One of the conversations I regularly have folks is to avoid creating a video for something if you haven’t written an article about it.
Video content can be great! Being able to see how someone does something and follow along is a useful learning approach for some people.
But text is more accessible, easier to update later, better for SEO, and can be skimmed for quick reference later. In an ideal world, you want both, but if you have to pick one, text should win every time.
I was reminded of my “text is better” motto this morning when I read this Twitter thread from my friend Eric Bailey about CSS-only icons.
Saw a CSS-only weather icon set making the rounds. It’s incredibly impressive from a technical perspective. It’s also inaccessible. What you can do about that requires human intervention.
If you already have text that communicates the weather condition in addition to the presence of the icon, great! CSS, for the most part, does not affect assistive technology, so you won’t create a confusing experience like a double announcement.
If the design features just the icons themselves, you’ll need to supply text to say what kind of weather the icon represents. You might be quick to think, “Ah, aria-label can help here!”
But hear me out: why not spell out the weather condition using words, so that everyone can access them? This icon set uses a flat, abstract design. It can be tough to tell what some icons mean, and some icons look very similar to each other.

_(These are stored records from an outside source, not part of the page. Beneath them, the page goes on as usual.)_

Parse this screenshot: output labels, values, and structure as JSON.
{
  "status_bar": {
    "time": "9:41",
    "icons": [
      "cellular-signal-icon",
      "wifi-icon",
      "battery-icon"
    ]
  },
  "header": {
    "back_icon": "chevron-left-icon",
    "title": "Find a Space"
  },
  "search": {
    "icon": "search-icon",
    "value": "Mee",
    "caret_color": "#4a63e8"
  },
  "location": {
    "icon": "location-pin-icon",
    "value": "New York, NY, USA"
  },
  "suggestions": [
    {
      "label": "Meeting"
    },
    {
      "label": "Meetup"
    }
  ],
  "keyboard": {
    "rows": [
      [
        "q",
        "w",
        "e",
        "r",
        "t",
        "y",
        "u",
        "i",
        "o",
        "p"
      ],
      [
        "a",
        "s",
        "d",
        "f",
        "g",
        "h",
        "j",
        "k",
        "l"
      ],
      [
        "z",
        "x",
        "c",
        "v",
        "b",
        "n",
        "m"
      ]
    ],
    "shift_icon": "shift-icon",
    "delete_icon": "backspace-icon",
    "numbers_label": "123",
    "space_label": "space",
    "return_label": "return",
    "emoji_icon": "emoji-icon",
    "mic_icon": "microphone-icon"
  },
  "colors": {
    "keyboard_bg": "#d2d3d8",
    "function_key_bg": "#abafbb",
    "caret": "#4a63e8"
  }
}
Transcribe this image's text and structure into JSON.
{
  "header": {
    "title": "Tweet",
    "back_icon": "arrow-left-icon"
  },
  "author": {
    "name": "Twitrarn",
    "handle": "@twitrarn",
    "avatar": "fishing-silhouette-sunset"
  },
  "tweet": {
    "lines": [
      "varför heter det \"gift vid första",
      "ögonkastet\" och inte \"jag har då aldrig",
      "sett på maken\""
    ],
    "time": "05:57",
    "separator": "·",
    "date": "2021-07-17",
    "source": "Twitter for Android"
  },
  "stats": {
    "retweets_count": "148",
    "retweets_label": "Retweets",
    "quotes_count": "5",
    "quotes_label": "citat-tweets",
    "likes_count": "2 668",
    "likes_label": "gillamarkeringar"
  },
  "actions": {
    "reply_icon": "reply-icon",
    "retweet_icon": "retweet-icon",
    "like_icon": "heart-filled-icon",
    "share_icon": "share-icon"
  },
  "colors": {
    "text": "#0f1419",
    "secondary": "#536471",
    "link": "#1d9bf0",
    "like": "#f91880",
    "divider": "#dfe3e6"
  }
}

Eric has some additional thoughts later in the thread, so I’d recommend reading the whole thing.